“Well, then that's what Davey will get.” She remembered something Hank Osmond said, that being a good teacher usually felt like it could get you fired. Watching Luke Dixon skip down the dark hallway to the kitchen, she hoped and doubted this qualified.
The building was shadowy and old, and the kitchen's steel surfaces and heavy-duty cooking instruments gave the room a torture chamber feel. While the microwave hummed and Luke cranked the steel lever of an industrial can opener, Maddy leaned in the window's light, pouring vodka into her coffee, planning to wash the mug at home. After a few sips she took out her phone and called Andy Dixon. When she reached his voicemail, she left a second polite message, letting the flatness of her voice speak for her anger.
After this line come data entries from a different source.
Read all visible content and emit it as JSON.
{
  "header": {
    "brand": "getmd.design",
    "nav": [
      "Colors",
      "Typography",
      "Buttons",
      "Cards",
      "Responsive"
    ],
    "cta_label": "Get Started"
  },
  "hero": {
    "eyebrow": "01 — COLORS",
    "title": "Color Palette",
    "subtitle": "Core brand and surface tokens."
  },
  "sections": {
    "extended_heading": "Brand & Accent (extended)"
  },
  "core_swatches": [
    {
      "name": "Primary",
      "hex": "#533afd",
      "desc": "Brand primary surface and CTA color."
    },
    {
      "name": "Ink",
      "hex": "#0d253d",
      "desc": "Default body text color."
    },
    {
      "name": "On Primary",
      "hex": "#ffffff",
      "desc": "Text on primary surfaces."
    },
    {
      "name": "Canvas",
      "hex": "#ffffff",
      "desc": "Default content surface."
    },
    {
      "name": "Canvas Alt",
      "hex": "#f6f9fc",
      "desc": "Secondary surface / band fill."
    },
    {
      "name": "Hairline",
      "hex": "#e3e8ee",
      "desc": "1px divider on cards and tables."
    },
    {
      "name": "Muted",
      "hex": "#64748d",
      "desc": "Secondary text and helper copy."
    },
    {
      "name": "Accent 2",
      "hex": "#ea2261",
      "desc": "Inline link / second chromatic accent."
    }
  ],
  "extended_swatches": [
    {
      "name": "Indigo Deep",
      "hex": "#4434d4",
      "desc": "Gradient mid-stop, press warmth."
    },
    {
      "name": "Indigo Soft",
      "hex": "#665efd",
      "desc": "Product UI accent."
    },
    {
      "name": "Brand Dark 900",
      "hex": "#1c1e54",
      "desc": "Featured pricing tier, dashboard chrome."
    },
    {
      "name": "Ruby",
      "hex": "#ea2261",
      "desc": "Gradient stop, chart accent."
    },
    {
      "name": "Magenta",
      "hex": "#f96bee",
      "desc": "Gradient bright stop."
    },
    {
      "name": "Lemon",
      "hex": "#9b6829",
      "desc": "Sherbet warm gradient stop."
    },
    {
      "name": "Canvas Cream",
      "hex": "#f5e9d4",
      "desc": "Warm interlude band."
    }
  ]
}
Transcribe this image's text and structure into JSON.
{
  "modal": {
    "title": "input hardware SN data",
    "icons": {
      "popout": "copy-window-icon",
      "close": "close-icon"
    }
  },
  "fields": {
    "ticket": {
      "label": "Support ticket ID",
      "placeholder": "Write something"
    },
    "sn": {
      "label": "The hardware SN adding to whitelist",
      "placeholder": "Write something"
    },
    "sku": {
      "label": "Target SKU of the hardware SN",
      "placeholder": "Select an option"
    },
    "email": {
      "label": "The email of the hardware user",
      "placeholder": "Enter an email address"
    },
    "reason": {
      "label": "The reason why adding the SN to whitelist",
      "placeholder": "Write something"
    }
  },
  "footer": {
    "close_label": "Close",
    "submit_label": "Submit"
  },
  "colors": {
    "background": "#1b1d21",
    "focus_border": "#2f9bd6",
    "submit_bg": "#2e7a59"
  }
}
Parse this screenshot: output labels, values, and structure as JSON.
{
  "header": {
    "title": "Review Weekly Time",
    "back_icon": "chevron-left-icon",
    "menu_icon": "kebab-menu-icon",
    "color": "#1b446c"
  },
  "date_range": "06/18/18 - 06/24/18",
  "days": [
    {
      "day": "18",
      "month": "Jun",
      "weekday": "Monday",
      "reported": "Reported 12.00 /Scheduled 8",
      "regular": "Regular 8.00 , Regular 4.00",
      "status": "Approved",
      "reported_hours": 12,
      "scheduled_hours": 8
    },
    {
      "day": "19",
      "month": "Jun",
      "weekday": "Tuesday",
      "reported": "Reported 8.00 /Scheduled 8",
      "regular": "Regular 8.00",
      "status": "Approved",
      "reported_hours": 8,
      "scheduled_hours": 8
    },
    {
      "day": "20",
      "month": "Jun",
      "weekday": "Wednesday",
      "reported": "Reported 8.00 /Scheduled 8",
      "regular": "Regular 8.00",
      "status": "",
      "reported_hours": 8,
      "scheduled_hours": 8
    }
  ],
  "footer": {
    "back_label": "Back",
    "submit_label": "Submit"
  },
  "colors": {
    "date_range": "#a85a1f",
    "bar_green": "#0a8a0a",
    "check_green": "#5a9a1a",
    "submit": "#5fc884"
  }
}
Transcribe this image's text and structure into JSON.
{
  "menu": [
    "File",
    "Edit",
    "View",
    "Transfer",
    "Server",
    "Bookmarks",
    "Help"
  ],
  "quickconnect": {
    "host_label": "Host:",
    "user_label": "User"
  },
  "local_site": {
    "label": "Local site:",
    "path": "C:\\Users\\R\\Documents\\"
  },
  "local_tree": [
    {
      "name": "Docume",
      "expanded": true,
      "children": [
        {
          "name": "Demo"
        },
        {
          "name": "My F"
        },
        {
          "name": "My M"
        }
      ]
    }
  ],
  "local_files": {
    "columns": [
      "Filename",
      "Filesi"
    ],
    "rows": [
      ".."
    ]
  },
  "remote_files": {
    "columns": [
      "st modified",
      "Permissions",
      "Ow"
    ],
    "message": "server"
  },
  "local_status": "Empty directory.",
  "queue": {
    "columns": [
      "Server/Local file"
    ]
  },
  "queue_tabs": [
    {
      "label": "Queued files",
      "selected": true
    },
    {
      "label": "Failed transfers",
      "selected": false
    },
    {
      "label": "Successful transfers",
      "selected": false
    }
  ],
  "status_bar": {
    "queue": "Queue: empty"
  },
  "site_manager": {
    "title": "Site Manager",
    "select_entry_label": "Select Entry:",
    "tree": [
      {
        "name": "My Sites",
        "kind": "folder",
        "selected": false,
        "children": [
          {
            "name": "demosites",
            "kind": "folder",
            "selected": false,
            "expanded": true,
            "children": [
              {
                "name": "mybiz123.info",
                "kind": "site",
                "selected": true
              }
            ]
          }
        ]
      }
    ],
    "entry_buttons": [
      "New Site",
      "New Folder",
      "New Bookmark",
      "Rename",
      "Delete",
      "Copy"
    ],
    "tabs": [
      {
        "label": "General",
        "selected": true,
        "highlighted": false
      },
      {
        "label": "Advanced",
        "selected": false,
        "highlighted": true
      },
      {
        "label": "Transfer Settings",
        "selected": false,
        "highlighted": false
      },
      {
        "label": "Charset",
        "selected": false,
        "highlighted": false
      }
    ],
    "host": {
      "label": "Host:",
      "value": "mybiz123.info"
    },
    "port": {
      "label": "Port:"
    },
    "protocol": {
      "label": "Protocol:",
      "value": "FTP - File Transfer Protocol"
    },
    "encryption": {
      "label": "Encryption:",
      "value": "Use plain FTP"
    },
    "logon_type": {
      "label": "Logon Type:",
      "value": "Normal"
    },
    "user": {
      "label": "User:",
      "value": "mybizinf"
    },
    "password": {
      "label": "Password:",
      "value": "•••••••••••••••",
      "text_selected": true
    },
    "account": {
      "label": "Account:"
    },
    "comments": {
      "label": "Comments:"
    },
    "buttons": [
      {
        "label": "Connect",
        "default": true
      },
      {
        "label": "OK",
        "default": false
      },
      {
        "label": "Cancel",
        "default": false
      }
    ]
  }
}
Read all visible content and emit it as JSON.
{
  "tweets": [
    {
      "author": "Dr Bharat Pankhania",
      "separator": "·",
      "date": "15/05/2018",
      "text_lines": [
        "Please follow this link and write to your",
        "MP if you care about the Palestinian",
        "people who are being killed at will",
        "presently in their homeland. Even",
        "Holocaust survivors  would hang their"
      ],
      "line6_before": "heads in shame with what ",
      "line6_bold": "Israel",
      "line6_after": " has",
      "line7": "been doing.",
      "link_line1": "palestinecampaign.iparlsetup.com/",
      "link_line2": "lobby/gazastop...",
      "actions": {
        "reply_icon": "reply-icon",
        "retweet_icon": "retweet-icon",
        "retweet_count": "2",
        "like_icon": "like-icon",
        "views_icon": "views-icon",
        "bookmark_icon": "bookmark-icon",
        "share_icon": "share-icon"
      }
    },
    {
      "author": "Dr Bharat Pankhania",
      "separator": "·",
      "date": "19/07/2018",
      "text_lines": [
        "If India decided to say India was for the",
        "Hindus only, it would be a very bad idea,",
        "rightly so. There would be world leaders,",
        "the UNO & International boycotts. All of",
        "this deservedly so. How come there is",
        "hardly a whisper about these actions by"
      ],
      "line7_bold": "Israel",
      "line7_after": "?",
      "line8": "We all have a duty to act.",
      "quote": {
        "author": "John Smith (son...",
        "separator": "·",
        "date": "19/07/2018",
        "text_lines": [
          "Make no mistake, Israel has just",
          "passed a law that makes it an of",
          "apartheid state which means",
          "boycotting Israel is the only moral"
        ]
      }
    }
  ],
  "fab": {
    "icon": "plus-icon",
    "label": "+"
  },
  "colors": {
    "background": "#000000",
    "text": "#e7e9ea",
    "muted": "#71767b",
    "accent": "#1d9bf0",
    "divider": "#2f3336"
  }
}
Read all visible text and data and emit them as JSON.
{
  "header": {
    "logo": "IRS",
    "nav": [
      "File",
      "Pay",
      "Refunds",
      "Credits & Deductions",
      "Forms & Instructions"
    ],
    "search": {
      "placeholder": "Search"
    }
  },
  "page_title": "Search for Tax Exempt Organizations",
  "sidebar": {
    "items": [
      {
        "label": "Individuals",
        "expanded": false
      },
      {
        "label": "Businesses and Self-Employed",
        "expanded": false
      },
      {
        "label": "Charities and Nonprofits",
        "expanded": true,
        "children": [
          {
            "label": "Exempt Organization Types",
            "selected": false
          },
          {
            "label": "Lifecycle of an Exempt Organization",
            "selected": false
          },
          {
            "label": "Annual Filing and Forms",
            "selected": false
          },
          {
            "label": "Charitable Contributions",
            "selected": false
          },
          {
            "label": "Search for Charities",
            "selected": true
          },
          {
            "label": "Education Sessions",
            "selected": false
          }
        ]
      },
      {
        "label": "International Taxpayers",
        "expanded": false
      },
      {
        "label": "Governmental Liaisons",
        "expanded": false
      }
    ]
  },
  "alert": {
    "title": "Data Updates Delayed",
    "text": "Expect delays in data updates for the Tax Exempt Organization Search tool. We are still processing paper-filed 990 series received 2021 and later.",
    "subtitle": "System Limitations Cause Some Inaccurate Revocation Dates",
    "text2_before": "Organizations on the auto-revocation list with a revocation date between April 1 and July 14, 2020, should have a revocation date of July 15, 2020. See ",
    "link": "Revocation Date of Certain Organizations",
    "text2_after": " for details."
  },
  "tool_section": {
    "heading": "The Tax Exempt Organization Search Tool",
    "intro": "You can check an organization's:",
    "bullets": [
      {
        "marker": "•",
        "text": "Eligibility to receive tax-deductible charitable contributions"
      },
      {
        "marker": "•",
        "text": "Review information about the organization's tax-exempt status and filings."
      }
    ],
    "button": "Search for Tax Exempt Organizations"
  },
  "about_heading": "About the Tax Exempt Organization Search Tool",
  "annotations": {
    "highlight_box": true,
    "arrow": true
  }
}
“I bet he's in jail.” Luke laughed like he'd broken a rule and gotten away with it.
“Why's that?” Maddy said, feeling thoughtful from her first few sips. “What would Andy Dixon do to get himself put in jail?”
“I don't know what he'd do!” Luke said, slamming the lever down. “Andy Dixon's a idiot!” With a burst of inspiration he added, “Andy Dixon's a fuckhead!”
“Luke!” she said.
The boy shook his head, his eyes bulging with excitement. “I'm Davey,” he proclaimed with a shrug, and he began to cackle in a dry-sounding, high-pitched voice.
It was then, watching the child convulse and wondering if she had muttered
when thinking of his father, that she saw the man peering in the window at her. He was young with an unshaven, crazed look and pale blue eyes that made her joints stiffen. He opened his mouth as if to speak, then darted from the window frame. She hurried to the glass but saw no one, only the snow blanketing the playground and the slides and the woods beyond. Two sets of footprints crossed the field of white, one veering off toward the parking lot while the other proceeded to the window.
Luke was silent now. He looked at her, gaping as if he'd done something wrong.
The words to explain were out of reach. “Hold on,” she said. Putting down the mug, she spilled coffee and vodka on the stainless counter. Cleaning it up appeared on her vague mental to-do list, just after calling 911, though before chewing some gum to cover the smell for the cops. At any rate, first thing was locking the school doors.
A second young man was standing in the corridor, his hat and face steaming. Maddy put out her hands and stopped, and Luke collided with her right butt cheek and hugged her leg. She hobbled upright and raised her arms defensively.
The strange man made no move to approach. Melted snow dripped from his long curly hair and wool coat. He was short and thin, with pale bluish skin and a pinched and hungry face. “Hey, we're lost,” he said, enunciating with unusual slowness. “My friend and I, we're needing someplace out of the weather. Do you mind?”
The other one, the one from the window, was coming up the
corridor behind him, large and lanky in a black motorcycle jacket with clinking chains, one hand pocketed and the other a loose fist swinging back and forth. He was grinning in the same strange way, like he was on some drug. Meth, it's just some meth heads, Maddy thought with halting relief. They were meth heads on meth or something, probably harmless. She would make them all soup. She straightened her Luke-weighted leg and folded her arms, trying to not cry, to look like someone in charge of things.
“Did you tell her, Mouth?” The big guy elbowed the small one's arm. “Did you tell her we need out of the cold?”
“Sure did, Meat.” He stared at Maddy in a semi-insulted way, as if they knew each other. “She understands our needs completely.”
“Excuse me,” Maddy said, the conviction dropping out of each word. “Do you know this is a school?”
“Fuck yeah,” Mouth said. “I like totally did preschool here back in the day. Where's Mr. Osmond?”
“He went home,” she said. “He's gone home for the weekend, and I'm afraid I have to leave soon, too.”
“It's cool,” Mouth said. “We can, like, lock up.”
Meat pulled out his pocketed hand, and the cuff and hand holding a black object were smeared with red. The object was a knife handle with no blade. Maddy thought with cold clarity that this was a switchblade knife. The intruder was holding a switchblade knife. “This is dirty,” the intruder named Meat was saying. “Where's a sink?”